Aim of the exercise: Set down the complete data exactly as it appears below.

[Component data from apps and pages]
----

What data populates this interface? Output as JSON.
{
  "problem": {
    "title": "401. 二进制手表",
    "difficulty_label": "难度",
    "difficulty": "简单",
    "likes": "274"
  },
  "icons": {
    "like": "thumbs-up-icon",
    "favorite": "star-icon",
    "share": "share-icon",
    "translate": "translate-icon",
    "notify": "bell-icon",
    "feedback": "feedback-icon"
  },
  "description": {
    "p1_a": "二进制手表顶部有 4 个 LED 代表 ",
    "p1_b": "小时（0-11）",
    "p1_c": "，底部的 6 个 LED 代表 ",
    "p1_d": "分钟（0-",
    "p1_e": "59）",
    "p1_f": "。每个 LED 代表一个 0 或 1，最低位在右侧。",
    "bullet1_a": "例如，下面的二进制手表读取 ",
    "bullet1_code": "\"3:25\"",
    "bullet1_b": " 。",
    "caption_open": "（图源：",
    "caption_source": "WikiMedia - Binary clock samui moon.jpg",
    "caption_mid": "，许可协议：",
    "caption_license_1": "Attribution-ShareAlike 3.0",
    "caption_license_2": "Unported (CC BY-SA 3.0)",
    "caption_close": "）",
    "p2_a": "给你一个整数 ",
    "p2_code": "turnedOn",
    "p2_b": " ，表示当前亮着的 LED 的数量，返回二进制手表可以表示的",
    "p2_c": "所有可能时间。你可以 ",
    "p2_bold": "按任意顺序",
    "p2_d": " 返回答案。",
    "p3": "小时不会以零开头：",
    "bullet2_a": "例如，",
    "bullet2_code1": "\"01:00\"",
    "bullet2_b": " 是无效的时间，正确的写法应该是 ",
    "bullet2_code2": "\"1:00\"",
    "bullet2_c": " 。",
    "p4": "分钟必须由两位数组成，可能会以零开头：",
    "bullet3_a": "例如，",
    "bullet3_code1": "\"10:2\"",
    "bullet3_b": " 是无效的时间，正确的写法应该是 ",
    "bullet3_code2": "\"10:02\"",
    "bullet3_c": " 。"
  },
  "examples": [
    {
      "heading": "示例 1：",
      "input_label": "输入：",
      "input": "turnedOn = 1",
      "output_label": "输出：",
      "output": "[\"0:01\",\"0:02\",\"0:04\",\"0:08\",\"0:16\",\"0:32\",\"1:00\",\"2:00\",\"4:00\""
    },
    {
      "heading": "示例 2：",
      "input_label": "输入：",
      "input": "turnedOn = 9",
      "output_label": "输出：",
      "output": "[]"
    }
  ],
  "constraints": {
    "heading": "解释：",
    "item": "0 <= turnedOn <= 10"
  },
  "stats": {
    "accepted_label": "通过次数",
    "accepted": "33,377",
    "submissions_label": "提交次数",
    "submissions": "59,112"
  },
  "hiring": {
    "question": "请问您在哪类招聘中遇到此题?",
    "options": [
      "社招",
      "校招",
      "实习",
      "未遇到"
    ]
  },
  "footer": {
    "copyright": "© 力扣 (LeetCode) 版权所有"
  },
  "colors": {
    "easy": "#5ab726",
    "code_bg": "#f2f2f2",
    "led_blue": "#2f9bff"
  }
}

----

Solution to this exercise:
What data populates this interface? Output as JSON.
{
  "problem": {
    "title": "401. 二进制手表",
    "difficulty_label": "难度",
    "difficulty": "简单",
    "likes": "274"
  },
  "icons": {
    "like": "thumbs-up-icon",
    "favorite": "star-icon",
    "share": "share-icon",
    "translate": "translate-icon",
    "notify": "bell-icon",
    "feedback": "feedback-icon"
  },
  "description": {
    "p1_a": "二进制手表顶部有 4 个 LED 代表 ",
    "p1_b": "小时（0-11）",
    "p1_c": "，底部的 6 个 LED 代表 ",
    "p1_d": "分钟（0-",
    "p1_e": "59）",
    "p1_f": "。每个 LED 代表一个 0 或 1，最低位在右侧。",
    "bullet1_a": "例如，下面的二进制手表读取 ",
    "bullet1_code": "\"3:25\"",
    "bullet1_b": " 。",
    "caption_open": "（图源：",
    "caption_source": "WikiMedia - Binary clock samui moon.jpg",
    "caption_mid": "，许可协议：",
    "caption_license_1": "Attribution-ShareAlike 3.0",
    "caption_license_2": "Unported (CC BY-SA 3.0)",
    "caption_close": "）",
    "p2_a": "给你一个整数 ",
    "p2_code": "turnedOn",
    "p2_b": " ，表示当前亮着的 LED 的数量，返回二进制手表可以表示的",
    "p2_c": "所有可能时间。你可以 ",
    "p2_bold": "按任意顺序",
    "p2_d": " 返回答案。",
    "p3": "小时不会以零开头：",
    "bullet2_a": "例如，",
    "bullet2_code1": "\"01:00\"",
    "bullet2_b": " 是无效的时间，正确的写法应该是 ",
    "bullet2_code2": "\"1:00\"",
    "bullet2_c": " 。",
    "p4": "分钟必须由两位数组成，可能会以零开头：",
    "bullet3_a": "例如，",
    "bullet3_code1": "\"10:2\"",
    "bullet3_b": " 是无效的时间，正确的写法应该是 ",
    "bullet3_code2": "\"10:02\"",
    "bullet3_c": " 。"
  },
  "examples": [
    {
      "heading": "示例 1：",
      "input_label": "输入：",
      "input": "turnedOn = 1",
      "output_label": "输出：",
      "output": "[\"0:01\",\"0:02\",\"0:04\",\"0:08\",\"0:16\",\"0:32\",\"1:00\",\"2:00\",\"4:00\""
    },
    {
      "heading": "示例 2：",
      "input_label": "输入：",
      "input": "turnedOn = 9",
      "output_label": "输出：",
      "output": "[]"
    }
  ],
  "constraints": {
    "heading": "解释：",
    "item": "0 <= turnedOn <= 10"
  },
  "stats": {
    "accepted_label": "通过次数",
    "accepted": "33,377",
    "submissions_label": "提交次数",
    "submissions": "59,112"
  },
  "hiring": {
    "question": "请问您在哪类招聘中遇到此题?",
    "options": [
      "社招",
      "校招",
      "实习",
      "未遇到"
    ]
  },
  "footer": {
    "copyright": "© 力扣 (LeetCode) 版权所有"
  },
  "colors": {
    "easy": "#5ab726",
    "code_bg": "#f2f2f2",
    "led_blue": "#2f9bff"
  }
}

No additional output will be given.